From the entries that follow, pick out all lines holding "percent".

****************************************

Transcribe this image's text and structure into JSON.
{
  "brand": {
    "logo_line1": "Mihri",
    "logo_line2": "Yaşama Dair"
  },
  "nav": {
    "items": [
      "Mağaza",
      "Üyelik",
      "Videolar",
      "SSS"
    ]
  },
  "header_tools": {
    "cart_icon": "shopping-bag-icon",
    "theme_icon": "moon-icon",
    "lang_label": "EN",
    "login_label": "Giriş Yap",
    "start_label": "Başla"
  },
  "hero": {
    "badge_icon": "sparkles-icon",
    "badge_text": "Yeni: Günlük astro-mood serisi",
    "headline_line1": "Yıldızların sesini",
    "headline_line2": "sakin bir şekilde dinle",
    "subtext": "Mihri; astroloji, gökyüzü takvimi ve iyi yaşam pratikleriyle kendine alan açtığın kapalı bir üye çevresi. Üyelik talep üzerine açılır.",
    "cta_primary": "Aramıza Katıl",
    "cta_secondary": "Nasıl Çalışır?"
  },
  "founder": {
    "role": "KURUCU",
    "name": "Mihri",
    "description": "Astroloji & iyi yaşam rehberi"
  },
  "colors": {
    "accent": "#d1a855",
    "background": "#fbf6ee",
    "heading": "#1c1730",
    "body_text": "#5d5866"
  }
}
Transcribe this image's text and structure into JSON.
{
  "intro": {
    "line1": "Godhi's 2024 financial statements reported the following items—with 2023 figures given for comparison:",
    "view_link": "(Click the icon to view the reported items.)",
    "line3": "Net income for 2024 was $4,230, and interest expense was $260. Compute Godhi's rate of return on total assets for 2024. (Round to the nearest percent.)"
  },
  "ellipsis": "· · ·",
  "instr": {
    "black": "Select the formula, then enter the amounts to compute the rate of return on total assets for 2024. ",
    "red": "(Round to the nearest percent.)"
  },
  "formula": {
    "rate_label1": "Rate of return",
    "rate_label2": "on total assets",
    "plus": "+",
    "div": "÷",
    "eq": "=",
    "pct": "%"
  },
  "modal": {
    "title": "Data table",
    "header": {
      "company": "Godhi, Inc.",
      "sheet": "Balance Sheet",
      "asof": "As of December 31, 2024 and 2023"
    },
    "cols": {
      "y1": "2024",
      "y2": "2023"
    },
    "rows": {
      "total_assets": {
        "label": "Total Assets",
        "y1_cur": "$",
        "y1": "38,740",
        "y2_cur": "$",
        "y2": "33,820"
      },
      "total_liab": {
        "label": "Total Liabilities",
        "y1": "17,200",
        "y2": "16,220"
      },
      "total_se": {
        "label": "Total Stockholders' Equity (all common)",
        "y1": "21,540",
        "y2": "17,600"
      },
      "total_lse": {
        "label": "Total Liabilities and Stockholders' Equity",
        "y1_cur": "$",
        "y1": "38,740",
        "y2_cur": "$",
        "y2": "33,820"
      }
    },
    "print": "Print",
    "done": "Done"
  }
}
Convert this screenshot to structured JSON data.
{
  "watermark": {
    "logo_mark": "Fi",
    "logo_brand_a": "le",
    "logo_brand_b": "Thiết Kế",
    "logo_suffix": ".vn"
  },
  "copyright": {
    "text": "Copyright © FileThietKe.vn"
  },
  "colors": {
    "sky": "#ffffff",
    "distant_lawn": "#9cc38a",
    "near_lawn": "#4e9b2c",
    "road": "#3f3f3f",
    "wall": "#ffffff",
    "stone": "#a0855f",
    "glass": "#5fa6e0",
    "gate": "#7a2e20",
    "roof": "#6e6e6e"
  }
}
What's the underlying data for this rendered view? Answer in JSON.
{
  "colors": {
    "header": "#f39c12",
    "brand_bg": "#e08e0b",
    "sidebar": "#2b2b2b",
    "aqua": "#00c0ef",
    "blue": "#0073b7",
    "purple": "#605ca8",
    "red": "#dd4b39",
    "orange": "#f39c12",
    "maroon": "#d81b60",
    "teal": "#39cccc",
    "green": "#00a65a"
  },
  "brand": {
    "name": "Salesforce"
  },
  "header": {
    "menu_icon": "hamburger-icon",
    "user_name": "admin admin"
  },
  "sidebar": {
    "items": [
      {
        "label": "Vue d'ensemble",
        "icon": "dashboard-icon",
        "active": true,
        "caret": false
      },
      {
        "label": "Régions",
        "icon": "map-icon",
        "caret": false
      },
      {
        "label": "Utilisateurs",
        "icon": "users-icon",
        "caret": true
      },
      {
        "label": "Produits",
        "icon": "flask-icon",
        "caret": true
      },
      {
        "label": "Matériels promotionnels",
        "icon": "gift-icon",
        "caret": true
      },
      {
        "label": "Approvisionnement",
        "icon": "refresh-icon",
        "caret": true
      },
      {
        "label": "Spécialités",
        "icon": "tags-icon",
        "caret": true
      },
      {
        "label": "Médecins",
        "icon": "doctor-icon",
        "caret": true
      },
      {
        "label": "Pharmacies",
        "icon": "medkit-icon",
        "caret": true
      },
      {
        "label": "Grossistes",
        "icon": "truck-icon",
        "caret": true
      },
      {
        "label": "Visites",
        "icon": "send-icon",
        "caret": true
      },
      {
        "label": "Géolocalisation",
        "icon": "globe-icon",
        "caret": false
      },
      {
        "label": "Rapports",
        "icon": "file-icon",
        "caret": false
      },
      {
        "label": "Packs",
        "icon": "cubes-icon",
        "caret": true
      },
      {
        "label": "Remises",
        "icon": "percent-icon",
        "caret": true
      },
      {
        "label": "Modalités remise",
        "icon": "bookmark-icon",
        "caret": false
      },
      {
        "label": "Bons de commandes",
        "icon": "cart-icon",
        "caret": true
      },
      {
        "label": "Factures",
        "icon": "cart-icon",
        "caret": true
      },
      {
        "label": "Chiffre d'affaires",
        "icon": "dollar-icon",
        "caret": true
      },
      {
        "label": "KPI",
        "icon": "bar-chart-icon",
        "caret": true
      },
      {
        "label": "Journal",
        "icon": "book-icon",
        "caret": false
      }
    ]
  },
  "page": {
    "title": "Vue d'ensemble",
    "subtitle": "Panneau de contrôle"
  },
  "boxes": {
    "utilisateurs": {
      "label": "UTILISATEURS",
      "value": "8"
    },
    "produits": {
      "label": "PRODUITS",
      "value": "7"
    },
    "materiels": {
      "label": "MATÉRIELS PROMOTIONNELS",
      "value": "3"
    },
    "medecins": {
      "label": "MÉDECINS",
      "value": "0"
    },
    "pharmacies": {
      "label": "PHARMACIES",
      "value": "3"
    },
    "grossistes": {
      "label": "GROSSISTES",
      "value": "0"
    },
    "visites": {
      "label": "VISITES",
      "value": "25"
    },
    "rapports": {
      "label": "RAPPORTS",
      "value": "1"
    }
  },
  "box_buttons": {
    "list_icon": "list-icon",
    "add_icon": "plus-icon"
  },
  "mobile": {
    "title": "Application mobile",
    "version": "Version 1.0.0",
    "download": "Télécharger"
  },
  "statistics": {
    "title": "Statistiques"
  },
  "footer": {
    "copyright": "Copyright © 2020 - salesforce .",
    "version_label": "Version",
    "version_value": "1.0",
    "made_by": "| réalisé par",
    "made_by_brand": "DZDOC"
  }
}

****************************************

Solved problem:
    "line3": "Net income for 2024 was $4,230, and interest expense was $260. Compute Godhi's rate of return on total assets for 2024. (Round to the nearest percent.)"
    "red": "(Round to the nearest percent.)"
        "icon": "percent-icon",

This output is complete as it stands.